To outsiders, Portumna had fallen by the wayside. But, within the club, the passion for further success was still burning brightly.

Results didn't go their way for a few seasons, but this was a giant that was not so much sleeping as taking a power nap until it was time to awaken and re-assert its authority.

"It was a couple of barren years as regards Portumna, but that's life," says Canning.

"Galway is a very competitive championship. You have other teams coming along, younger teams, real enthusiastic, with good players. It's going to happen eventually.

"You can't dominate for an extended period of time. You have a couple of years and you try and win as much as you can while you're there."

Canning's career is testimony to that philosophy as regards club hurling. He has three All-Irelands and six county senior titles to his name and he's still eager for more at the ripe old age of 37.

At county level, he started out as a forward, but later gained a reputation as a top quality defender.

The year 2000 was Canning's first stint in the backs and he showed his prowess in the All-Ireland semi-final against Kilkenny, holding in-form Charlie Carter to a single point.

DECIDER

Carter was held, but the Cats got the better of the Tribesmen that day. A year later Galway took a step further and reached the Liam MacCarthy decider, only to lose against Tipperary.

Four years later it was Cork's turn to disappoint Canning and prevent him adding a senior All-Ireland medal to his minor (1994), and U-21 (1996) mementoes.

Four All Stars were earned, as well as two National League and Inter-provincial honours.
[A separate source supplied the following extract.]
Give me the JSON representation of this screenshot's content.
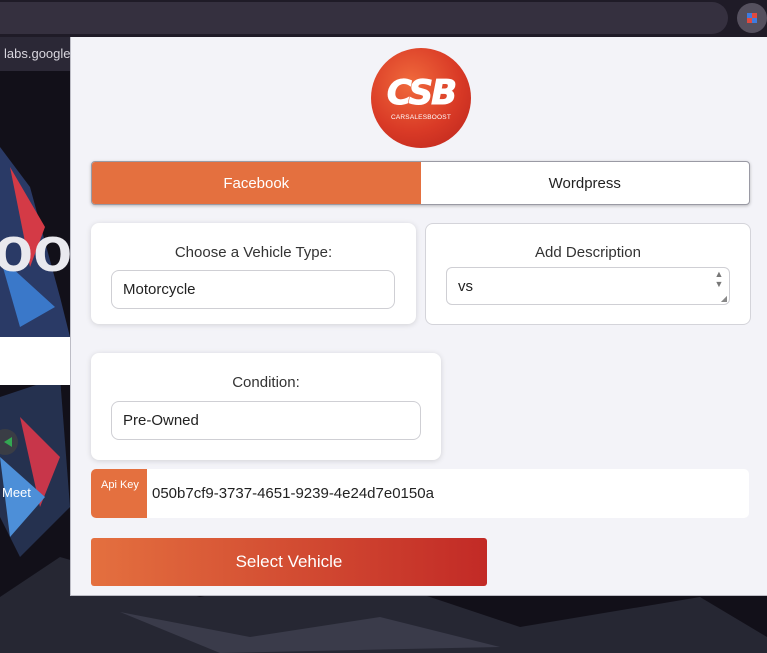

"Unfortunately for Galway it didn't go well for us. We got to two finals, in 2001 and 2005. Maybe we didn't get a few breaks on the day but ultimately Cork were too good at the time, and the Tipperary team played better than us on the day in 2001," he said.

Regrets, some at least, are inevitable, but Canning brings a level of honesty and perspective to that aspect of his career.

"That's it. There is no point in crying about it. The reality of the situation is that if you come up against superior opposition and unfortunately it is not your time, so you move on. You do the best that you can while you are there," he said.

The current Portumna campaign has brought a new spark to Canning as he moved from his defensive slot to the forwards. Brother Joe has been operating out around midfield and so far, so good.

"It's a different role with the club for Joe this year," says Canning. "I know he takes all the frees for us, but he uses the ball very well and in certain games, with Joe in the middle of the field, it gives you a good confidence that with any ball around there, that, hopefully, Portumna can come out on top.

"Even myself moving out of the full-back line has probably freshened up the team. It keeps everybody on their toes.

"If guys are pigeon-holed and in the same position for a long time, it goes a bit stale and it's good to freshen things up," says Canning.

Frank Canning, older brother of Ollie and Joe, is the team manager, and the extended Canning clan are backing the brothers to bring back the All-Ireland title to Portumna.

Carlow's pride, Mount Leinster Rangers, stand between Portumna and their ambitions, and for Ollie, they represent a serious threat.

"They're here on merit," he says. "People are saying to us 'you're favourites,' but as a team, we just have to prepare as best we can.

"Mount Leinster Rangers have had some fantastic victories along the way.

"They've beaten teams who were potential All-Ireland contenders and then they beat Loughiel, the All-Ireland champions of two seasons ago.

"They're here on merit and they're not going to be worried about Portumna.

"Our attitude is we're just going to look after ourselves on the day. We're going to prepare as best we can and after that, the team that performs well on the day and minimises mistakes, that's the team that's going to win the match."

Irish Independent

The Left Wing: Champions Cup preview, the World Cup hangover and Joe Schmidt's next team

Editor's Choice

Also in Sport